**Your objective:** Would you copy the records exactly, leaving the pictures out?
-- Source information follows --
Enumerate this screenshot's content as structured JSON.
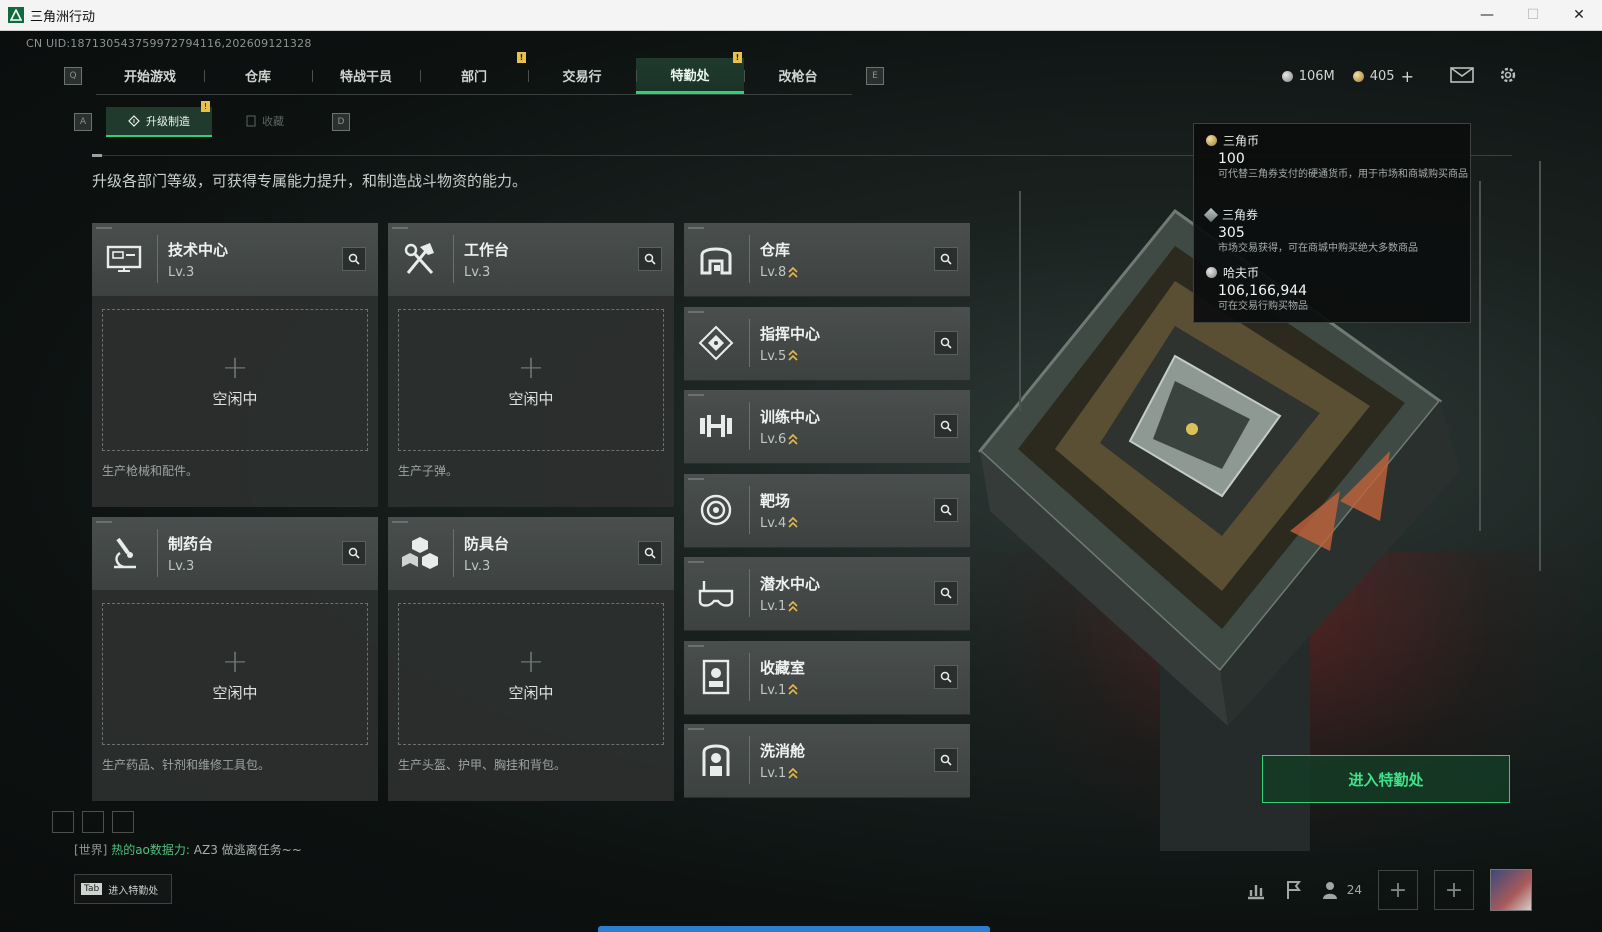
{
  "window": {
    "title": "三角洲行动",
    "minimize": "—",
    "maximize": "☐",
    "close": "✕"
  },
  "uid": "CN UID:18713054375997279411​6,202609121328",
  "nav": {
    "left_key": "Q",
    "right_key": "E",
    "tabs": [
      {
        "label": "开始游戏"
      },
      {
        "label": "仓库"
      },
      {
        "label": "特战干员"
      },
      {
        "label": "部门"
      },
      {
        "label": "交易行"
      },
      {
        "label": "特勤处"
      },
      {
        "label": "改枪台"
      }
    ],
    "badge": "!"
  },
  "resources": {
    "haf_coin": "106M",
    "triangle_coin": "405",
    "add": "+"
  },
  "subnav": {
    "left_key": "A",
    "right_key": "D",
    "tabs": [
      {
        "label": "升级制造"
      },
      {
        "label": "收藏"
      }
    ]
  },
  "description": "升级各部门等级，可获得专属能力提升，和制造战斗物资的能力。",
  "production_cards": [
    {
      "name": "技术中心",
      "level": "Lv.3",
      "idle": "空闲中",
      "plus": "+",
      "desc": "生产枪械和配件。",
      "icon": "monitor-icon"
    },
    {
      "name": "工作台",
      "level": "Lv.3",
      "idle": "空闲中",
      "plus": "+",
      "desc": "生产子弹。",
      "icon": "hammer-wrench-icon"
    },
    {
      "name": "制药台",
      "level": "Lv.3",
      "idle": "空闲中",
      "plus": "+",
      "desc": "生产药品、针剂和维修工具包。",
      "icon": "microscope-icon"
    },
    {
      "name": "防具台",
      "level": "Lv.3",
      "idle": "空闲中",
      "plus": "+",
      "desc": "生产头盔、护甲、胸挂和背包。",
      "icon": "cubes-icon"
    }
  ],
  "facilities": [
    {
      "name": "仓库",
      "level": "Lv.8",
      "icon": "warehouse-icon"
    },
    {
      "name": "指挥中心",
      "level": "Lv.5",
      "icon": "command-icon"
    },
    {
      "name": "训练中心",
      "level": "Lv.6",
      "icon": "dumbbell-icon"
    },
    {
      "name": "靶场",
      "level": "Lv.4",
      "icon": "target-icon"
    },
    {
      "name": "潜水中心",
      "level": "Lv.1",
      "icon": "dive-mask-icon"
    },
    {
      "name": "收藏室",
      "level": "Lv.1",
      "icon": "collection-icon"
    },
    {
      "name": "洗消舱",
      "level": "Lv.1",
      "icon": "decon-icon"
    }
  ],
  "tooltip": {
    "items": [
      {
        "name": "三角币",
        "value": "100",
        "desc": "可代替三角券支付的硬通货币，用于市场和商城购买商品"
      },
      {
        "name": "三角券",
        "value": "305",
        "desc": "市场交易获得，可在商城中购买绝大多数商品"
      },
      {
        "name": "哈夫币",
        "value": "106,166,944",
        "desc": "可在交易行购买物品"
      }
    ]
  },
  "enter_button": "进入特勤处",
  "chat": {
    "channel": "[世界]",
    "sender": "热的ao数据力:",
    "message": "AZ3 做逃离任务~~"
  },
  "tab_hint": {
    "key": "Tab",
    "label": "进入特勤处"
  },
  "bottom": {
    "friends": "24",
    "plus": "+"
  },
  "colors": {
    "accent": "#2fd174",
    "badge": "#e6c24a",
    "upgrade": "#e6b84a"
  }
}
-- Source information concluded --
**Exercise answer:**
Enumerate this screenshot's content as structured JSON.
{
  "window": {
    "title": "三角洲行动",
    "minimize": "—",
    "maximize": "☐",
    "close": "✕"
  },
  "uid": "CN UID:18713054375997279411​6,202609121328",
  "nav": {
    "left_key": "Q",
    "right_key": "E",
    "tabs": [
      {
        "label": "开始游戏"
      },
      {
        "label": "仓库"
      },
      {
        "label": "特战干员"
      },
      {
        "label": "部门"
      },
      {
        "label": "交易行"
      },
      {
        "label": "特勤处"
      },
      {
        "label": "改枪台"
      }
    ],
    "badge": "!"
  },
  "resources": {
    "haf_coin": "106M",
    "triangle_coin": "405",
    "add": "+"
  },
  "subnav": {
    "left_key": "A",
    "right_key": "D",
    "tabs": [
      {
        "label": "升级制造"
      },
      {
        "label": "收藏"
      }
    ]
  },
  "description": "升级各部门等级，可获得专属能力提升，和制造战斗物资的能力。",
  "production_cards": [
    {
      "name": "技术中心",
      "level": "Lv.3",
      "idle": "空闲中",
      "plus": "+",
      "desc": "生产枪械和配件。",
      "icon": "monitor-icon"
    },
    {
      "name": "工作台",
      "level": "Lv.3",
      "idle": "空闲中",
      "plus": "+",
      "desc": "生产子弹。",
      "icon": "hammer-wrench-icon"
    },
    {
      "name": "制药台",
      "level": "Lv.3",
      "idle": "空闲中",
      "plus": "+",
      "desc": "生产药品、针剂和维修工具包。",
      "icon": "microscope-icon"
    },
    {
      "name": "防具台",
      "level": "Lv.3",
      "idle": "空闲中",
      "plus": "+",
      "desc": "生产头盔、护甲、胸挂和背包。",
      "icon": "cubes-icon"
    }
  ],
  "facilities": [
    {
      "name": "仓库",
      "level": "Lv.8",
      "icon": "warehouse-icon"
    },
    {
      "name": "指挥中心",
      "level": "Lv.5",
      "icon": "command-icon"
    },
    {
      "name": "训练中心",
      "level": "Lv.6",
      "icon": "dumbbell-icon"
    },
    {
      "name": "靶场",
      "level": "Lv.4",
      "icon": "target-icon"
    },
    {
      "name": "潜水中心",
      "level": "Lv.1",
      "icon": "dive-mask-icon"
    },
    {
      "name": "收藏室",
      "level": "Lv.1",
      "icon": "collection-icon"
    },
    {
      "name": "洗消舱",
      "level": "Lv.1",
      "icon": "decon-icon"
    }
  ],
  "tooltip": {
    "items": [
      {
        "name": "三角币",
        "value": "100",
        "desc": "可代替三角券支付的硬通货币，用于市场和商城购买商品"
      },
      {
        "name": "三角券",
        "value": "305",
        "desc": "市场交易获得，可在商城中购买绝大多数商品"
      },
      {
        "name": "哈夫币",
        "value": "106,166,944",
        "desc": "可在交易行购买物品"
      }
    ]
  },
  "enter_button": "进入特勤处",
  "chat": {
    "channel": "[世界]",
    "sender": "热的ao数据力:",
    "message": "AZ3 做逃离任务~~"
  },
  "tab_hint": {
    "key": "Tab",
    "label": "进入特勤处"
  },
  "bottom": {
    "friends": "24",
    "plus": "+"
  },
  "colors": {
    "accent": "#2fd174",
    "badge": "#e6c24a",
    "upgrade": "#e6b84a"
  }
}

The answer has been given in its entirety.